[YOUR TASK] What lines in the records include the string "arrow"? Return each one.

[DATA FOR REVIEW]

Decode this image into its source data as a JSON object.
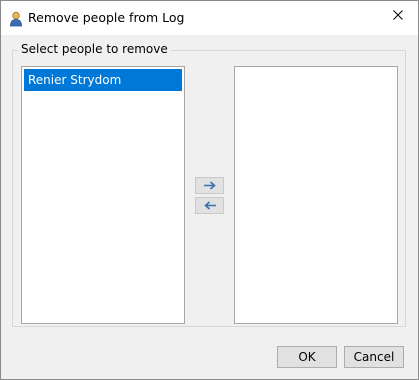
{
  "window": {
    "title": "Remove people from Log",
    "title_icon": "person-icon",
    "close_icon": "close-icon"
  },
  "group": {
    "legend": "Select people to remove"
  },
  "available_list": {
    "items": [
      {
        "label": "Renier Strydom",
        "selected": true
      }
    ]
  },
  "selected_list": {
    "items": []
  },
  "transfer": {
    "add_icon": "arrow-right-icon",
    "remove_icon": "arrow-left-icon"
  },
  "buttons": {
    "ok_label": "OK",
    "cancel_label": "Cancel"
  },
  "colors": {
    "selection": "#0078d7",
    "arrow": "#3a6fb0",
    "dialog_bg": "#f0f0f0"
  }
}
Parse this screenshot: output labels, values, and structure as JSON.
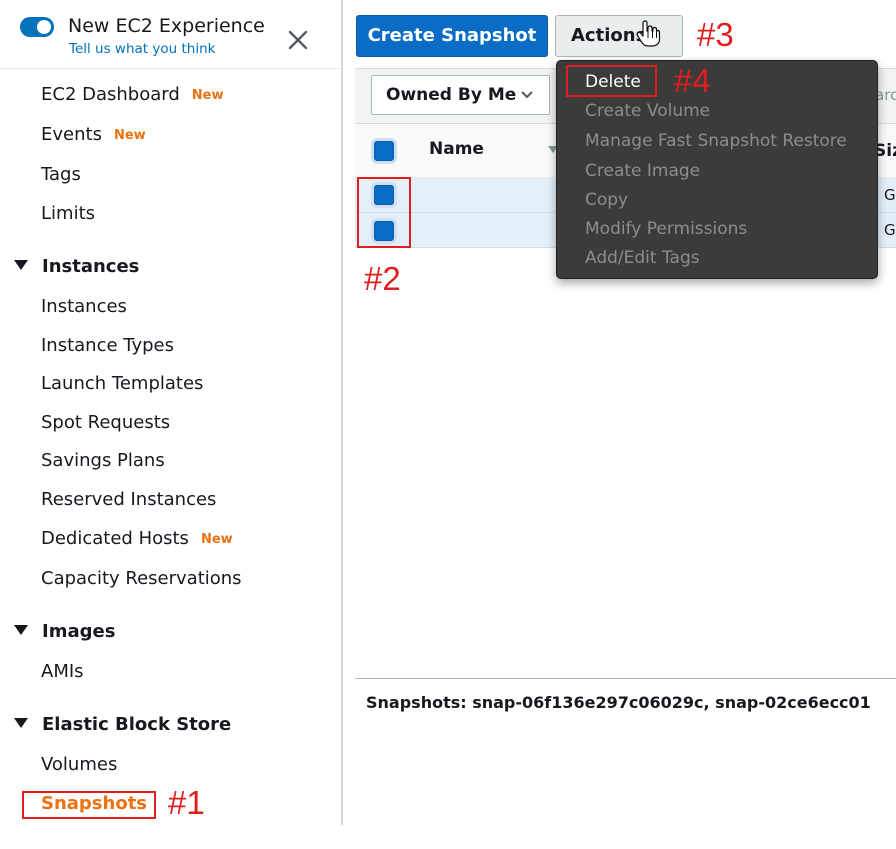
{
  "sidebar": {
    "title": "New EC2 Experience",
    "subtitle_link": "Tell us what you think",
    "close_icon": "close-icon",
    "top_items": [
      {
        "label": "EC2 Dashboard",
        "badge": "New"
      },
      {
        "label": "Events",
        "badge": "New"
      },
      {
        "label": "Tags",
        "badge": ""
      },
      {
        "label": "Limits",
        "badge": ""
      }
    ],
    "sections": {
      "instances": {
        "label": "Instances",
        "items": [
          {
            "label": "Instances",
            "badge": ""
          },
          {
            "label": "Instance Types",
            "badge": ""
          },
          {
            "label": "Launch Templates",
            "badge": ""
          },
          {
            "label": "Spot Requests",
            "badge": ""
          },
          {
            "label": "Savings Plans",
            "badge": ""
          },
          {
            "label": "Reserved Instances",
            "badge": ""
          },
          {
            "label": "Dedicated Hosts",
            "badge": "New"
          },
          {
            "label": "Capacity Reservations",
            "badge": ""
          }
        ]
      },
      "images": {
        "label": "Images",
        "items": [
          {
            "label": "AMIs"
          }
        ]
      },
      "ebs": {
        "label": "Elastic Block Store",
        "items": [
          {
            "label": "Volumes"
          },
          {
            "label": "Snapshots",
            "active": true
          }
        ]
      }
    }
  },
  "toolbar": {
    "create_label": "Create Snapshot",
    "actions_label": "Actions",
    "filter_label": "Owned By Me",
    "search_stub": "arc"
  },
  "table": {
    "columns": [
      "Name",
      "Siz"
    ],
    "rows": [
      {
        "selected": true,
        "size_stub": "G"
      },
      {
        "selected": true,
        "size_stub": "G"
      }
    ]
  },
  "actions_menu": [
    {
      "label": "Delete",
      "enabled": true
    },
    {
      "label": "Create Volume",
      "enabled": false
    },
    {
      "label": "Manage Fast Snapshot Restore",
      "enabled": false
    },
    {
      "label": "Create Image",
      "enabled": false
    },
    {
      "label": "Copy",
      "enabled": false
    },
    {
      "label": "Modify Permissions",
      "enabled": false
    },
    {
      "label": "Add/Edit Tags",
      "enabled": false
    }
  ],
  "details": {
    "text": "Snapshots: snap-06f136e297c06029c, snap-02ce6ecc01"
  },
  "annotations": [
    "#1",
    "#2",
    "#3",
    "#4"
  ],
  "colors": {
    "accent": "#0a6cc5",
    "active_nav": "#ec7211",
    "annotation": "#e01e1e",
    "menu_bg": "#3b3b3b"
  }
}
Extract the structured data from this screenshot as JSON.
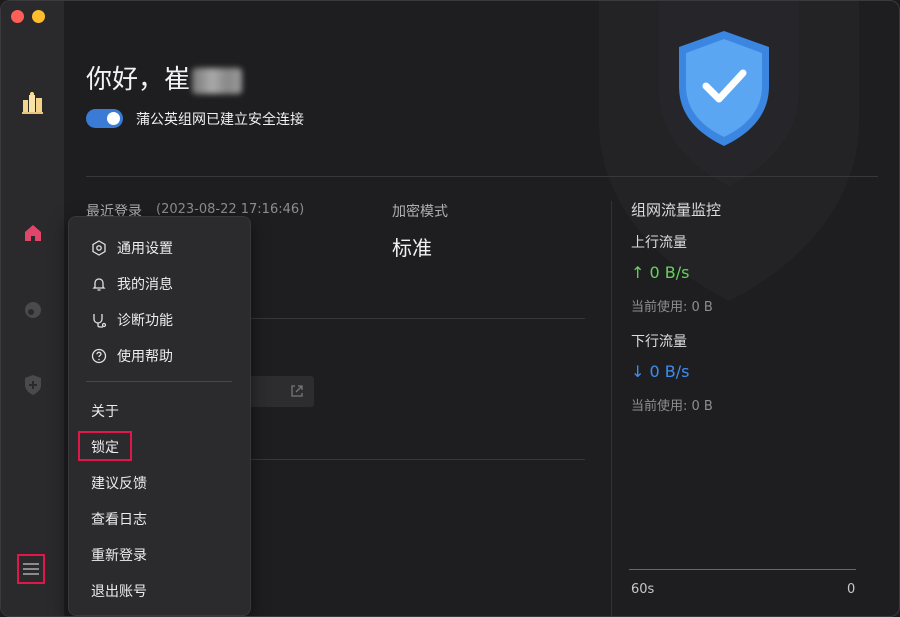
{
  "window": {
    "controls": [
      "close",
      "minimize"
    ]
  },
  "sidebar": {
    "items": [
      {
        "name": "logo-icon"
      },
      {
        "name": "home-icon",
        "color": "#e0456a"
      },
      {
        "name": "network-icon"
      },
      {
        "name": "shield-plus-icon"
      }
    ],
    "menu_icon": "menu-icon"
  },
  "header": {
    "greeting_prefix": "你好，崔",
    "connection_status": "蒲公英组网已建立安全连接",
    "toggle_on": true
  },
  "info": {
    "last_login_label": "最近登录",
    "last_login_time": "(2023-08-22 17:16:46)",
    "encryption_label": "加密模式",
    "encryption_value": "标准"
  },
  "traffic": {
    "title": "组网流量监控",
    "up_label": "上行流量",
    "up_rate": "↑ 0 B/s",
    "up_used": "当前使用: 0 B",
    "down_label": "下行流量",
    "down_rate": "↓ 0 B/s",
    "down_used": "当前使用: 0 B",
    "chart_left": "60s",
    "chart_right": "0"
  },
  "menu": {
    "group1": [
      {
        "label": "通用设置",
        "icon": "settings-icon"
      },
      {
        "label": "我的消息",
        "icon": "bell-icon"
      },
      {
        "label": "诊断功能",
        "icon": "stethoscope-icon"
      },
      {
        "label": "使用帮助",
        "icon": "help-icon"
      }
    ],
    "group2": [
      {
        "label": "关于"
      },
      {
        "label": "锁定",
        "highlighted": true
      },
      {
        "label": "建议反馈"
      },
      {
        "label": "查看日志"
      },
      {
        "label": "重新登录"
      },
      {
        "label": "退出账号"
      }
    ]
  },
  "colors": {
    "accent": "#3a7bd5",
    "highlight_border": "#e0174a",
    "up_green": "#66d25c",
    "down_blue": "#3d8ef0"
  }
}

[EXPECTED ANSWER]
    "add_icon": "arrow-right-icon",
    "remove_icon": "arrow-left-icon"
    "arrow": "#3a6fb0",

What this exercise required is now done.